The season is coming to a close, and said Pro is about to get his or her end of year review. This is the most brutal review process you can ever go through as there are no appeals, persuasion or debates to be had here. It’s all about how much money did you win, where did you finish in the order of merit. Nothing more, nothing less.

If you finish outside the mark, on the Tour’s Race to Dubai, you will be thrown back into the pool of sharks, with players hungry to get back on the Tour or even to have their first stab at making it at the very highest level. Only the strong survive on the Tour. Boy do you have to have some serious steel in the spine to be able to play like it doesn’t matter and swing like nobody is ever watching.

Tour School is the official name of the aforementioned shark pool. This is the system where the Tour casts away the less successful players for the year and allows a new strain of player to get onto the Tour. There will be something like 900 players teeing it up at the first of three stages of Tour School. Make it through to the next stage and you will be joined by players who have not kept their Challenge Tour Cards. Make it past that stage you will be then joined by fellow qualifiers who clearly are able to play under serious pressure and are currently playing very well. This can only be the case as they have just finished in the top twenty out of ninety.

It’s like a real-life arcade game where if you make it to the next stage the competitors are stronger, faster and more experienced. And it keeps on going because if you make it to the final stage where there are only twenty-five graduation slots available, you have just eliminated around 875 competitors. Guess what… these were the guys who weren’t good enough to maintain their cards you’ve just beaten them. The guys who were good enough are now well rested, more experienced and waiting for you, ready to fight for their survival and career. These players have some money behind them too, so the fiscal importance of each putt doesn’t come with as many nerves.

In a slightly bleaker turn of events the players who you have to play against have a better ‘category’ than you. What this means is that because they kept their cards, they have a stronger card than you, so when the sheet goes up for the tournament, their names get put on the list first. Then you have sponsor invites, injury exemptions and local invitees who will invariably get a spot on the sheet before you.

So, if you thought that the card you had earned got you a seat at a level table, sorry, the table isn’t level and the food will always be sliding towards the players who had a seat at the table last year. Which is particularly tough when you realise that you have a year to earn as much as possible or you will be back into the meat grinder.

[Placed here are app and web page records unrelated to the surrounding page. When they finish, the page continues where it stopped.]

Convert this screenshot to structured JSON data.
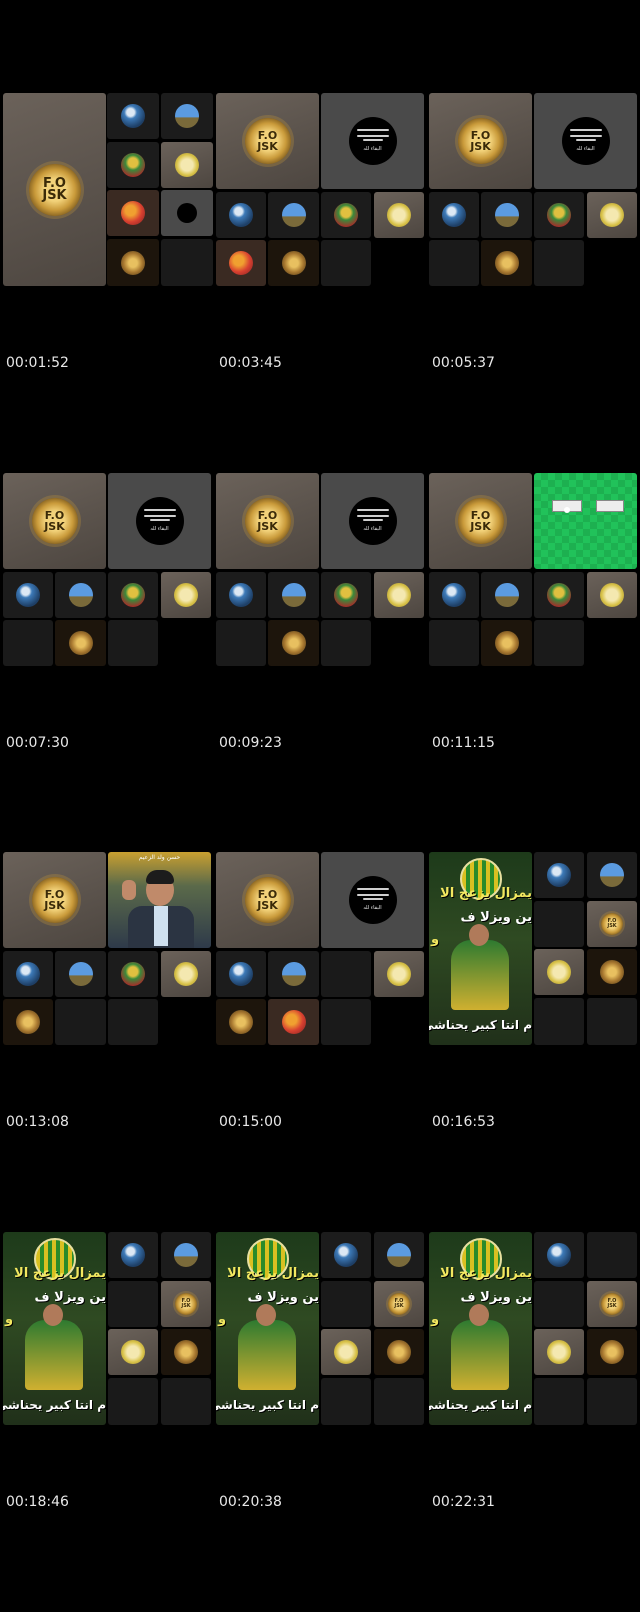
{
  "timestamps": [
    "00:01:52",
    "00:03:45",
    "00:05:37",
    "00:07:30",
    "00:09:23",
    "00:11:15",
    "00:13:08",
    "00:15:00",
    "00:16:53",
    "00:18:46",
    "00:20:38",
    "00:22:31"
  ],
  "logo_text": {
    "line1": "F.O",
    "line2": "JSK"
  },
  "disc_text": "البقاء لله",
  "photo_caption": "حسن ولد الزعيم",
  "poster_lines": [
    "يمزال يزعج الا",
    "ين ويزلا ف",
    "و",
    "م انتا كبير يحناشي"
  ],
  "icons": {
    "avatar_blue": "player-photo-icon",
    "avatar_sky": "landscape-icon",
    "avatar_team": "team-photo-icon",
    "avatar_yellow": "portrait-icon",
    "avatar_red": "player-red-icon",
    "avatar_gold": "gold-badge-icon",
    "condolence_disc": "condolence-disc-icon"
  },
  "colors": {
    "background": "#000000",
    "tile": "#5b544e",
    "green_screen": "#21c25a",
    "text": "#e8e8e8"
  }
}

It is a dog eat dog world out there in Tournament Professional golf. With the dream of playing the game at the highest level comes the reality. So, when you think of a player who was once in the public eye, who you haven’t heard from in a while say like Robert Karlsson (winner of the 2008 Race to Dubai) he is currently 135th on the Race to Dubai. He will have a couple more years on Tour due to his Career Earnings, but that is all that is saving him at the moment. His stroke average this year is 71.52 compared to his winning average of 70.08 - this shows you how fine an edge the players have to work with, one wins you the Race to Dubai and the other 1.44 shots more, eleven years later doesn’t cut it.

Tough, tough game.